Take the Dow. It has gone up some 27 times, making the rich — who own more than 80% of the stock market — richer. The New York Times:
A whopping 84 percent of all stocks owned by Americans belong to the wealthiest 10 percent of households. And that includes everyone’s stakes in pension plans, 401(k)’s and individual retirement accounts, as well as trust funds, mutual funds and college savings programs like 529 plans.
“For the vast majority of Americans, fluctuations in the stock market have relatively little effect on their wealth, or well-being, for that matter,” said Edward N. Wolff, an economist at New York University who recently published new research on the topic.
If we’re right, “inflation” will continue … and eventually roll over, from Wall Street to Main Street.
Then, ordinary households will face not just relatively lower incomes … but higher consumer prices too.
Donald Trump has already increased spending (inflationary) more than any president in the last 50 years. His deficits are roughly twice as big as those of Bush or Obama (inflationary). He insists on lower interest rates (inflationary). He promotes trade wars and trade barriers (inflationary). And he says he wants another tax cut (inflationary).
And the Democrats are no better. Some estimates of Elizabeth Warren’s Healthcare for All program, for example, top $50 trillion over the next 10 years.
Where would that money come from?
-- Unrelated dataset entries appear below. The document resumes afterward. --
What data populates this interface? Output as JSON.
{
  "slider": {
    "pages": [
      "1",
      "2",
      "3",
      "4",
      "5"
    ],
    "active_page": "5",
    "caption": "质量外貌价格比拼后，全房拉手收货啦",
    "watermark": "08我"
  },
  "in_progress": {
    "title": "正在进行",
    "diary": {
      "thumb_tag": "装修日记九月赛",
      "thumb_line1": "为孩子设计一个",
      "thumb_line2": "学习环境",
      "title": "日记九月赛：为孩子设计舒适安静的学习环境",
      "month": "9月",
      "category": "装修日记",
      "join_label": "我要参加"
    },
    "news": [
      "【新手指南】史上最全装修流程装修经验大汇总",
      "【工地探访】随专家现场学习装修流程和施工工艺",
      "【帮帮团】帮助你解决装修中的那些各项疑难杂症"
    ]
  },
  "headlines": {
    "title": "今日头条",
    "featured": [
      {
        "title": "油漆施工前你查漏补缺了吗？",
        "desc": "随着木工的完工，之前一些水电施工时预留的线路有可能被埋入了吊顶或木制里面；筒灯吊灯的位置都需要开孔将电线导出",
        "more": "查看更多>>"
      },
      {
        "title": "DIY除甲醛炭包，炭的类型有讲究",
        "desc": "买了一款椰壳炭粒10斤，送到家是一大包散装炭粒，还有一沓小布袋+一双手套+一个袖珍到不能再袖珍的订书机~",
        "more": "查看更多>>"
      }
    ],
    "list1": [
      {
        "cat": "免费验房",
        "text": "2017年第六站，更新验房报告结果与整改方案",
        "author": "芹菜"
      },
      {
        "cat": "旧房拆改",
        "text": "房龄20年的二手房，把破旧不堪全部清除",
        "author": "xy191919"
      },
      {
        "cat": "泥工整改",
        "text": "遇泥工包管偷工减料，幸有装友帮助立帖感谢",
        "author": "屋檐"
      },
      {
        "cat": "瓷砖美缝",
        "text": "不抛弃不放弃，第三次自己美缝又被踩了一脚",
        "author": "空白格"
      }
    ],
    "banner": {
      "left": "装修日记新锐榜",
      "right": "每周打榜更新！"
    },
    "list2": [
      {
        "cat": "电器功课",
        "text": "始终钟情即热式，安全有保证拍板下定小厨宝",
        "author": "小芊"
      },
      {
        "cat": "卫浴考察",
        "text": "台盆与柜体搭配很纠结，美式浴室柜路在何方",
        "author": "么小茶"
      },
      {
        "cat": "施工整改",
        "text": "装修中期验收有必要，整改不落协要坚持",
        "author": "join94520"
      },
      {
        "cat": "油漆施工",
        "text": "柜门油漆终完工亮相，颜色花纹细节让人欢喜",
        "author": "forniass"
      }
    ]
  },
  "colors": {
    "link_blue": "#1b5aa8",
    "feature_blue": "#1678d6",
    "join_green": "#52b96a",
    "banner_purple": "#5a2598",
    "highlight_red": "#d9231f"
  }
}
It would have to be “printed.”
So, no matter who wins the next election, you can expect super-low (perhaps even negative) interest rates, super-high deficits, record levels of debt and a growing Fed balance sheet (as they inflate the money supply by buying bonds … and maybe stocks … with money they create for that sole purpose).
The administration expects the national debt to hit $30 trillion by the end of the ’20s. Our own guess is that it will be more like $40 trillion.
Which brings us back to our debate: Brave New World … or Winter Is Coming?
Tune in next week …
• This article was originally published by Bonner & Partners. You can learn more about Bill and Bill Bonner’s Diary right here.